Start of Task data
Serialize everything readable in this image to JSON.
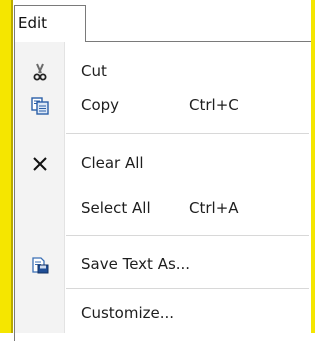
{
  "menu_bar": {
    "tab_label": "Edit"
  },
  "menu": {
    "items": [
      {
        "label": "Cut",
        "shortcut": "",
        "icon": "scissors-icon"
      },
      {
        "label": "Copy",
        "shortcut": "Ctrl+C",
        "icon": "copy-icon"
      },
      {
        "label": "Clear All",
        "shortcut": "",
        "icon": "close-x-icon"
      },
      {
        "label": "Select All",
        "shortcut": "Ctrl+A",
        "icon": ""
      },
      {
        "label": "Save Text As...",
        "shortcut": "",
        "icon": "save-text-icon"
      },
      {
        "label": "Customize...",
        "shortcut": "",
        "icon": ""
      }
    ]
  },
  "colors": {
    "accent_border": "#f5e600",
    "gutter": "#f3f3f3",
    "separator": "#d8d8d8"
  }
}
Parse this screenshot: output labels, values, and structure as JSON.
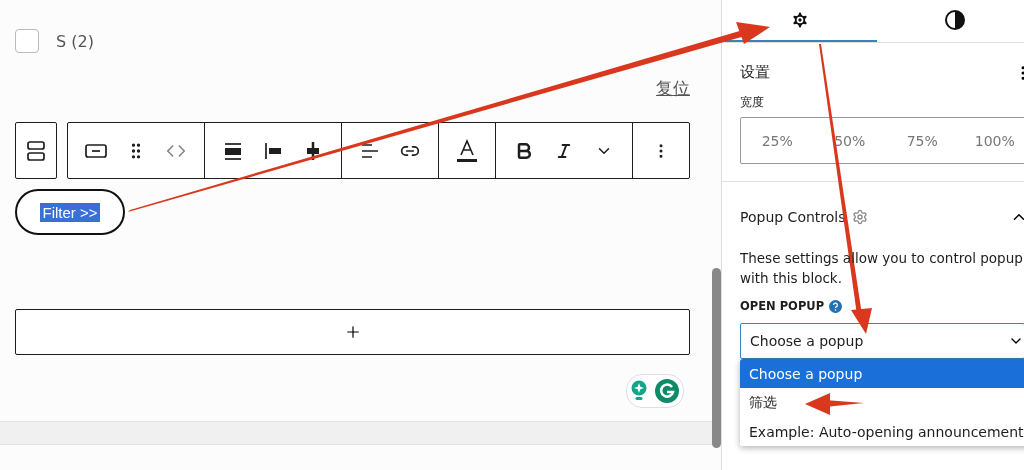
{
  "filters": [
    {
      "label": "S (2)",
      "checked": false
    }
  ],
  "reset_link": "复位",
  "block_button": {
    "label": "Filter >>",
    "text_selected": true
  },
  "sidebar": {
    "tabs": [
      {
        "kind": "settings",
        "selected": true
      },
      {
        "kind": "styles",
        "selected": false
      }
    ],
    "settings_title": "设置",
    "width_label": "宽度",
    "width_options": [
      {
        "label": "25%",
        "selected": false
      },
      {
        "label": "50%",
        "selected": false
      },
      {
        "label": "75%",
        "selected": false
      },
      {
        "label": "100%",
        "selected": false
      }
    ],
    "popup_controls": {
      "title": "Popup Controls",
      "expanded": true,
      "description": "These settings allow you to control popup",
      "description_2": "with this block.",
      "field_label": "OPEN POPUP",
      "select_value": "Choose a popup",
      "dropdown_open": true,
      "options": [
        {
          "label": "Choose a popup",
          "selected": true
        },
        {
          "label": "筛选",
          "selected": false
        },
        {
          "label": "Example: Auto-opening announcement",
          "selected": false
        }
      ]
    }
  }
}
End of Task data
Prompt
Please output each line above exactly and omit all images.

Exercise response
Serialize everything readable in this image to JSON.
{
  "menu_bar": {
    "tab_label": "Edit"
  },
  "menu": {
    "items": [
      {
        "label": "Cut",
        "shortcut": "",
        "icon": "scissors-icon"
      },
      {
        "label": "Copy",
        "shortcut": "Ctrl+C",
        "icon": "copy-icon"
      },
      {
        "label": "Clear All",
        "shortcut": "",
        "icon": "close-x-icon"
      },
      {
        "label": "Select All",
        "shortcut": "Ctrl+A",
        "icon": ""
      },
      {
        "label": "Save Text As...",
        "shortcut": "",
        "icon": "save-text-icon"
      },
      {
        "label": "Customize...",
        "shortcut": "",
        "icon": ""
      }
    ]
  },
  "colors": {
    "accent_border": "#f5e600",
    "gutter": "#f3f3f3",
    "separator": "#d8d8d8"
  }
}
Parse this screenshot: output labels, values, and structure as JSON.
{
  "filters": [
    {
      "label": "S (2)",
      "checked": false
    }
  ],
  "reset_link": "复位",
  "block_button": {
    "label": "Filter >>",
    "text_selected": true
  },
  "sidebar": {
    "tabs": [
      {
        "kind": "settings",
        "selected": true
      },
      {
        "kind": "styles",
        "selected": false
      }
    ],
    "settings_title": "设置",
    "width_label": "宽度",
    "width_options": [
      {
        "label": "25%",
        "selected": false
      },
      {
        "label": "50%",
        "selected": false
      },
      {
        "label": "75%",
        "selected": false
      },
      {
        "label": "100%",
        "selected": false
      }
    ],
    "popup_controls": {
      "title": "Popup Controls",
      "expanded": true,
      "description": "These settings allow you to control popup",
      "description_2": "with this block.",
      "field_label": "OPEN POPUP",
      "select_value": "Choose a popup",
      "dropdown_open": true,
      "options": [
        {
          "label": "Choose a popup",
          "selected": true
        },
        {
          "label": "筛选",
          "selected": false
        },
        {
          "label": "Example: Auto-opening announcement",
          "selected": false
        }
      ]
    }
  }
}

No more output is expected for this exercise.